R&D Tax Relief: Should you surrender your losses? Descriptive image of a woman looking at her computer.

R&D Tax Credits: Should You Surrender Your Losses?

The SME R&D Tax Credits scheme lets you surrender your losses in exchange for a cash credit. But should you? In most cases, yes. But it depends on your company’s financial situation.

If you’re claiming SME R&D Tax Relief as an unprofitable company, you can use a mechanism called ‘surrendering your losses’ to produce a payable tax credit. 

But is it a good idea to surrender your losses and receive your R&D Tax Relief as a cash credit? 

The short answer is: in most cases, yes. But not always. Sometimes, it’s better to carry your loss forward. 

It all depends on your company’s current financial situation. And on where you expect to be in a few years time.

What is surrendering a loss?

Surrendering your loss means exchanging it for a cash credit in return for not carrying it forward and using it to offset against a future corporation tax liability. 

The surrender rate – the size of credit you get back relative to the loss you surrendered – is 14.5% for expenditures incurred before 1 April 2023. 

This means you’ll receive 14.5p for every £1 surrendered. 

If you invested at least 40% of your total company expenditure in qualifying R&D costs, your surrender rate for expenditure on or after 1 April 2023 will also be 14.5%. 

If you invested less than this amount, your surrender rate will be 10%. 

Taking the enhancement mechanism into account, your cash credit will be worth between 8.6p and 33.35p for every £1 you invest in qualifying projects. 

Now, let’s look at how surrendering a loss compares to carrying a loss forward.

What is carrying a loss forward?

Rather than surrendering your loss, you can carry it forward and use it to reduce your corporation tax bill in future years. 

Effectively, you are using a loss from the past or present to make your company less profitable in the future, reducing the amount of corporation tax you have to pay. 

By doing this, you’ll be trading your £1 of loss for between 19p and 25p, depending on how profitable your company is, in reduced tax. 

Factoring in enhancement, a carried loss can be worth between 57.5p and 16.34p for every £1 of qualifying expenditure – more than if you surrendered it for a cash credit.

Surrendering Your Loss Carrying Your Loss Forward
Effective Relief Rate
Up to 33.35%
Up to 57.5%

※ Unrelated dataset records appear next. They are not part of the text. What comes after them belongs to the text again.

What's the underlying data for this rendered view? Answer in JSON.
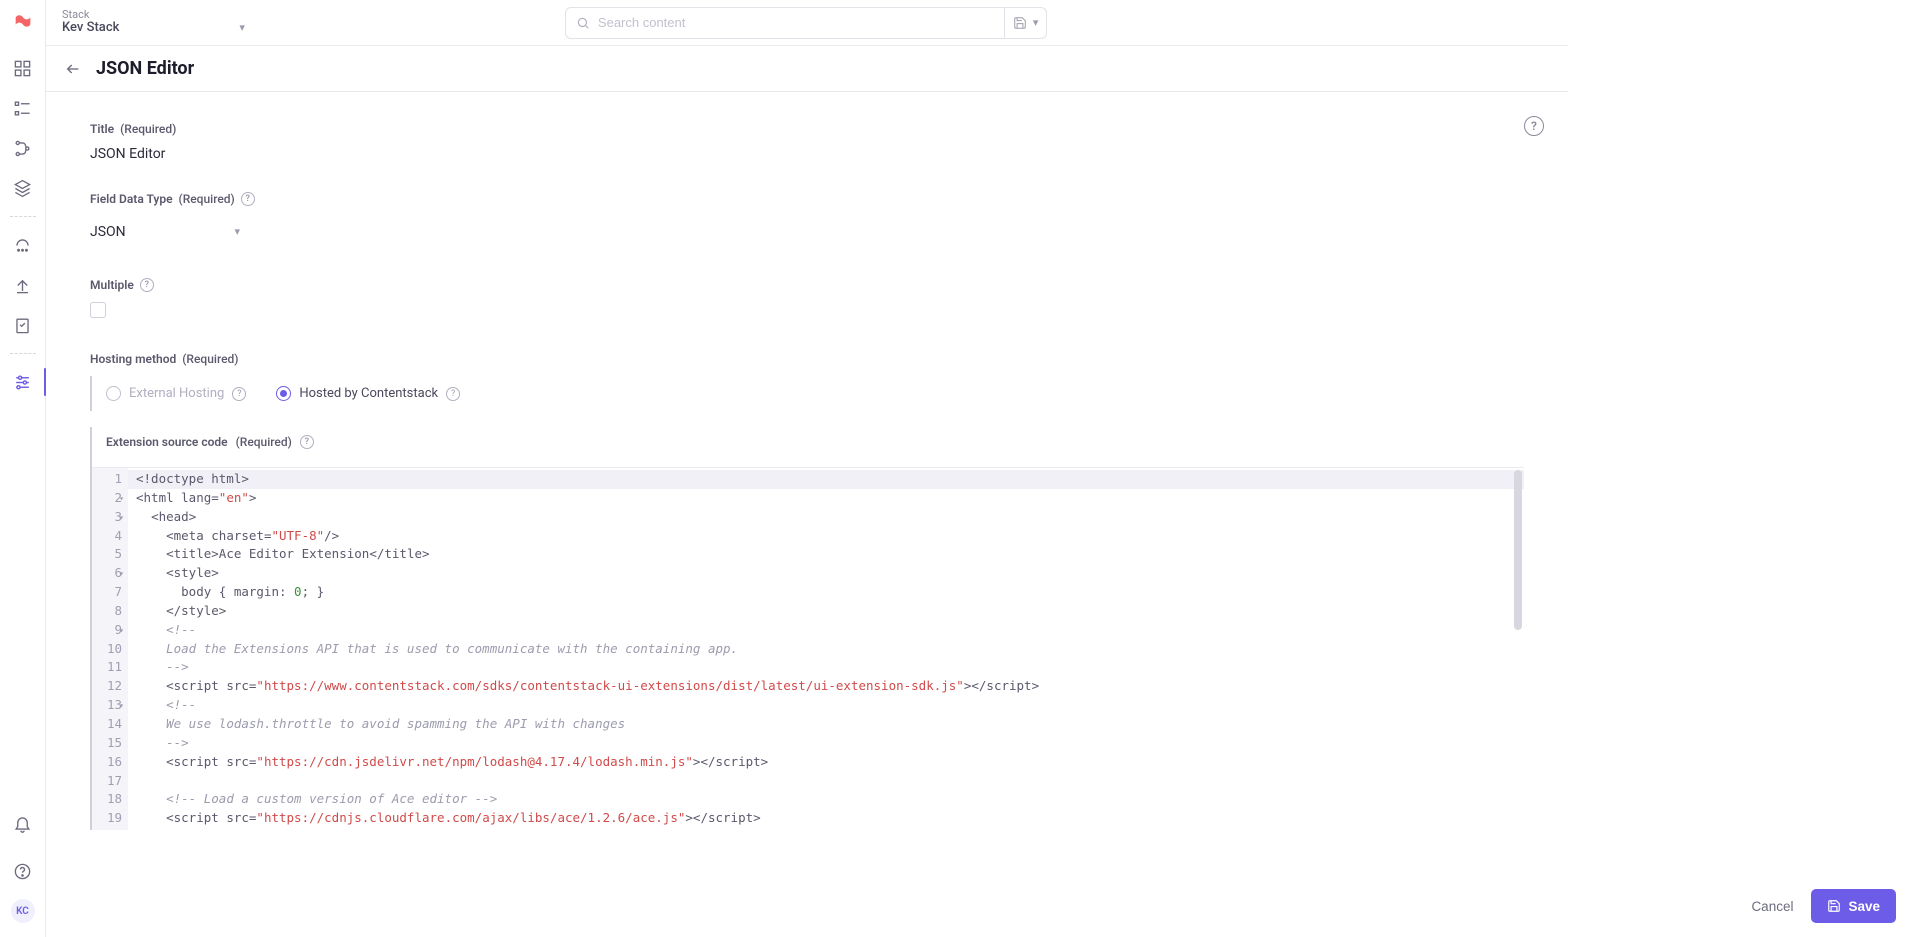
{
  "stack": {
    "label": "Stack",
    "name": "Kev Stack"
  },
  "search": {
    "placeholder": "Search content"
  },
  "page": {
    "title": "JSON Editor"
  },
  "fields": {
    "title": {
      "label": "Title",
      "req": "(Required)",
      "value": "JSON Editor"
    },
    "data_type": {
      "label": "Field Data Type",
      "req": "(Required)",
      "value": "JSON"
    },
    "multiple": {
      "label": "Multiple"
    },
    "hosting": {
      "label": "Hosting method",
      "req": "(Required)",
      "options": {
        "external": "External Hosting",
        "hosted": "Hosted by Contentstack"
      },
      "selected": "hosted"
    },
    "source": {
      "label": "Extension source code",
      "req": "(Required)"
    }
  },
  "code_lines": [
    {
      "n": 1,
      "fold": "",
      "html": "<span class='t-tag'>&lt;!doctype html&gt;</span>",
      "hl": true
    },
    {
      "n": 2,
      "fold": "▾",
      "html": "<span class='t-tag'>&lt;html lang=</span><span class='t-str'>\"en\"</span><span class='t-tag'>&gt;</span>"
    },
    {
      "n": 3,
      "fold": "▾",
      "html": "  <span class='t-tag'>&lt;head&gt;</span>"
    },
    {
      "n": 4,
      "fold": "",
      "html": "    <span class='t-tag'>&lt;meta charset=</span><span class='t-str'>\"UTF-8\"</span><span class='t-tag'>/&gt;</span>"
    },
    {
      "n": 5,
      "fold": "",
      "html": "    <span class='t-tag'>&lt;title&gt;</span>Ace Editor Extension<span class='t-tag'>&lt;/title&gt;</span>"
    },
    {
      "n": 6,
      "fold": "▾",
      "html": "    <span class='t-tag'>&lt;style&gt;</span>"
    },
    {
      "n": 7,
      "fold": "",
      "html": "      body { margin: <span class='t-num'>0</span>; }"
    },
    {
      "n": 8,
      "fold": "",
      "html": "    <span class='t-tag'>&lt;/style&gt;</span>"
    },
    {
      "n": 9,
      "fold": "▾",
      "html": "    <span class='t-cmt'>&lt;!--</span>"
    },
    {
      "n": 10,
      "fold": "",
      "html": "    <span class='t-cmt'>Load the Extensions API that is used to communicate with the containing app.</span>"
    },
    {
      "n": 11,
      "fold": "",
      "html": "    <span class='t-cmt'>--&gt;</span>"
    },
    {
      "n": 12,
      "fold": "",
      "html": "    <span class='t-tag'>&lt;script src=</span><span class='t-str'>\"https://www.contentstack.com/sdks/contentstack-ui-extensions/dist/latest/ui-extension-sdk.js\"</span><span class='t-tag'>&gt;&lt;/script&gt;</span>"
    },
    {
      "n": 13,
      "fold": "▾",
      "html": "    <span class='t-cmt'>&lt;!--</span>"
    },
    {
      "n": 14,
      "fold": "",
      "html": "    <span class='t-cmt'>We use lodash.throttle to avoid spamming the API with changes</span>"
    },
    {
      "n": 15,
      "fold": "",
      "html": "    <span class='t-cmt'>--&gt;</span>"
    },
    {
      "n": 16,
      "fold": "",
      "html": "    <span class='t-tag'>&lt;script src=</span><span class='t-str'>\"https://cdn.jsdelivr.net/npm/lodash@4.17.4/lodash.min.js\"</span><span class='t-tag'>&gt;&lt;/script&gt;</span>"
    },
    {
      "n": 17,
      "fold": "",
      "html": ""
    },
    {
      "n": 18,
      "fold": "",
      "html": "    <span class='t-cmt'>&lt;!-- Load a custom version of Ace editor --&gt;</span>"
    },
    {
      "n": 19,
      "fold": "",
      "html": "    <span class='t-tag'>&lt;script src=</span><span class='t-str'>\"https://cdnjs.cloudflare.com/ajax/libs/ace/1.2.6/ace.js\"</span><span class='t-tag'>&gt;&lt;/script&gt;</span>"
    }
  ],
  "footer": {
    "cancel": "Cancel",
    "save": "Save"
  },
  "avatar": "KC"
}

Should you surrender your loss?

Presented with these figures, you might think it is better to carry your loss forward.

Unfortunately, it’s not that simple.

In order to carry a loss forward so you can offset it against future profits, your company needs to generate profit. 

Here’s the key. If you expect continued tax losses in future years (and don’t forget to factor in future R&D claims in this!), it’s probably a good idea to surrender your loss for cash.

Even if you expect profits sometime in the future (who doesn’t!), you may rather have the cash now. 

You should also consider how far, how certain, and how large those profits will be.

The formula for discounted cash flows is relevant here.

Discounted cash flows

Discounted cash flows allow you to represent the fact that cash in a year is less valuable than cash in hand today. 

It works by proposing that if you had the cash in hand today, you could invest it wisely in productive projects within the company that would provide a return on investment. 

So if you can only get the cash in a year, it needs to provide at least as much of a return as it would have if you had been able to invest it.

Assuming your business can use funds to get a fairly reasonable 10% “internal rate of return” (IRR) on its assets, then £100k today will be worth £110k in a year. 

Conversely, £100k received in a year is only worth £90.9k today. 

This means that at a 10% IRR, 14.5% today is worth:

  • 15.95% in 1 year
  • 17.54% in 2 years
  • 19.29% in 3 years
  • 21.22% in 4 years

That means that, at a 10% IRR, it would be better to surrender your loss today and invest it in your company if you’re expecting to wait four or more years for your company to be profitable.

IRR for startups and scale-ups

Many pre-profit startups and scale-ups hope to generate a much higher IRR for their investments than 10%. 

At a fairly reasonable 50% growth rate, a cash credit worth 14.5% of your total qualifying expenditure today would be worth 21.75% in a year. 

So for a company with high growth potential, it’s often worth surrendering the loss today. 

Naturally, this is more complicated when we factor in the new enhancement and surrender rates, and the higher corporate tax rate. 

Another exception to this is if your company has been investing heavily for several years but is about to stop spending aggressively and switch to ‘profitable’ mode. 

If you are convinced that you’re about to go from a £500k tax loss to a £1.5m profit, and you have plenty of cash in the bank to fund every project that has a return, then it will be better not to surrender your loss and exercise it the following year. 

This case is quite rare, though, unfortunately.

Questions about surrendering your losses?

If you need guidance about anything written in this article, please get in touch

Surrendering losses and predicting profitability can be very nuanced. But GrantTree’s R&D Tax Credits specialists are here to help you make the most out of your funding.